Records from a dataset:
####

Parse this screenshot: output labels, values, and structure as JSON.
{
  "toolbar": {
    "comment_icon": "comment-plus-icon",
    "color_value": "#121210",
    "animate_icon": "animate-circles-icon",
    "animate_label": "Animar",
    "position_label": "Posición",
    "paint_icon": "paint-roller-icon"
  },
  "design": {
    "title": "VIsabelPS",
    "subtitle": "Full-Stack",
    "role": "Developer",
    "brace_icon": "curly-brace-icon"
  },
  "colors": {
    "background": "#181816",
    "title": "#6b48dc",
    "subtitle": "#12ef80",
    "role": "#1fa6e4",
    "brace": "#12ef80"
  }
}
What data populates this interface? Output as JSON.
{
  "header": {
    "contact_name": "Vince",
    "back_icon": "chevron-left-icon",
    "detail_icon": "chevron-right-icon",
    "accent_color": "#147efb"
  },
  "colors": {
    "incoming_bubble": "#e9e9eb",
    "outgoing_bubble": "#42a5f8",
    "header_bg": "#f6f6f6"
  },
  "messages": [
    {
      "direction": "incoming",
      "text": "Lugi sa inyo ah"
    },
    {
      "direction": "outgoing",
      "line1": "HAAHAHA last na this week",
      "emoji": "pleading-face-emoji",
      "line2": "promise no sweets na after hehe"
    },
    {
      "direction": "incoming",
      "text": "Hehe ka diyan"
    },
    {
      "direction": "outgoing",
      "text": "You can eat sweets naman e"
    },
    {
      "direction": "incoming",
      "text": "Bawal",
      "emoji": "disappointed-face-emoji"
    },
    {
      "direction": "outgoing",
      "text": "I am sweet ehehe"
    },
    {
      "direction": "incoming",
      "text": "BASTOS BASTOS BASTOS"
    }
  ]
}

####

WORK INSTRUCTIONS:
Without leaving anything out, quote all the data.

RESPONSE:
Parse this screenshot: output labels, values, and structure as JSON.
{
  "toolbar": {
    "comment_icon": "comment-plus-icon",
    "color_value": "#121210",
    "animate_icon": "animate-circles-icon",
    "animate_label": "Animar",
    "position_label": "Posición",
    "paint_icon": "paint-roller-icon"
  },
  "design": {
    "title": "VIsabelPS",
    "subtitle": "Full-Stack",
    "role": "Developer",
    "brace_icon": "curly-brace-icon"
  },
  "colors": {
    "background": "#181816",
    "title": "#6b48dc",
    "subtitle": "#12ef80",
    "role": "#1fa6e4",
    "brace": "#12ef80"
  }
}
What data populates this interface? Output as JSON.
{
  "header": {
    "contact_name": "Vince",
    "back_icon": "chevron-left-icon",
    "detail_icon": "chevron-right-icon",
    "accent_color": "#147efb"
  },
  "colors": {
    "incoming_bubble": "#e9e9eb",
    "outgoing_bubble": "#42a5f8",
    "header_bg": "#f6f6f6"
  },
  "messages": [
    {
      "direction": "incoming",
      "text": "Lugi sa inyo ah"
    },
    {
      "direction": "outgoing",
      "line1": "HAAHAHA last na this week",
      "emoji": "pleading-face-emoji",
      "line2": "promise no sweets na after hehe"
    },
    {
      "direction": "incoming",
      "text": "Hehe ka diyan"
    },
    {
      "direction": "outgoing",
      "text": "You can eat sweets naman e"
    },
    {
      "direction": "incoming",
      "text": "Bawal",
      "emoji": "disappointed-face-emoji"
    },
    {
      "direction": "outgoing",
      "text": "I am sweet ehehe"
    },
    {
      "direction": "incoming",
      "text": "BASTOS BASTOS BASTOS"
    }
  ]
}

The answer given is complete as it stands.